Yokemate of Keyboards
Posts: 2720 from 2003/2/24
1. I think it's a cool chip, but it's dual core which makes it less appealing in a MorphOS context (you pay 100% of the cost while MorphOS only can use 50% of the power). It's also e500 cores (what used to be "G3"), i.e. it has no Altivec. If you want e500 there are a few other SoC's in the PowerQuick line of products that would perhaps be more suitable in a MorphOS context. A more interesting chip however (in a desktop context) is the 8640(D) (preferably the single core version, i.e. the one without the "D" extension) or the 8610. They are also SoC's, but they are built on the e600 core (they have Altivec). The 8640 has better connectivity options and would fit nicely in a "Pegasos 3" desktop motherboard with PCI-Express graphics. The 8610 is possibly the best performing 32-bit PPC implementation that was built by Freescale, also it has a built in display controller that would make sense in a netbook or similar (but you could still build a motherboard with a PCI-Express graphics slot of course).
2. But for any of these chips *truly* becoming interesting in a MorphOS context it would require that someone actually builds suitable motherboards using them. I don't see this happening. Genesi worked on both a 8641D and 8610 design, but has put those on the shelve in favor of their ARM effort around the i.MX515
SoC. Are there anyone else?
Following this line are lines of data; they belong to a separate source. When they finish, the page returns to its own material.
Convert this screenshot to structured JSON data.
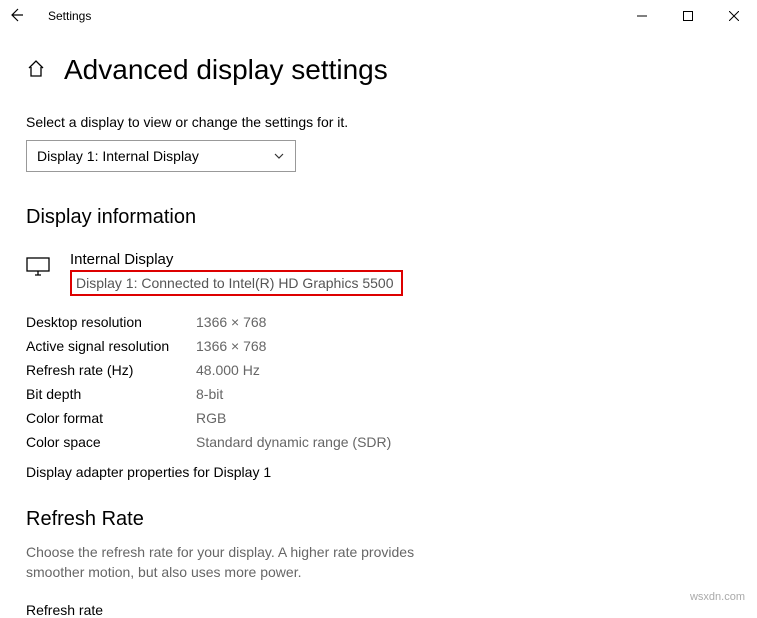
{
  "window": {
    "title": "Settings"
  },
  "page": {
    "title": "Advanced display settings",
    "select_prompt": "Select a display to view or change the settings for it.",
    "selected_display": "Display 1: Internal Display"
  },
  "display_info": {
    "section_title": "Display information",
    "name": "Internal Display",
    "connection": "Display 1: Connected to Intel(R) HD Graphics 5500",
    "rows": {
      "desktop_res_label": "Desktop resolution",
      "desktop_res_value": "1366 × 768",
      "active_res_label": "Active signal resolution",
      "active_res_value": "1366 × 768",
      "refresh_label": "Refresh rate (Hz)",
      "refresh_value": "48.000 Hz",
      "bitdepth_label": "Bit depth",
      "bitdepth_value": "8-bit",
      "colorfmt_label": "Color format",
      "colorfmt_value": "RGB",
      "colorspace_label": "Color space",
      "colorspace_value": "Standard dynamic range (SDR)"
    },
    "adapter_link": "Display adapter properties for Display 1"
  },
  "refresh_section": {
    "title": "Refresh Rate",
    "desc": "Choose the refresh rate for your display. A higher rate provides smoother motion, but also uses more power.",
    "label": "Refresh rate"
  },
  "watermark": "wsxdn.com"
}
3. In short term we have the Mac Mini version of MorphOS to look forward to. Maybe a powerbook release will follow? But then what? There is no interesting roadmap for the PPC platform anymore. What will follow the 8610, that will be more powerful and have even more features? The answer is probably "nothing". The e700 is nowhere to be seen (probably shelved), and since Apple went x86, Freescale's PPC strategy is all about network and automotive controllers. I think that MorphOS at some point down the road will have to jump to either ARM or x86. Or both.
MorphOS is Amiga done right!
MorphOS NG will be AROS done right!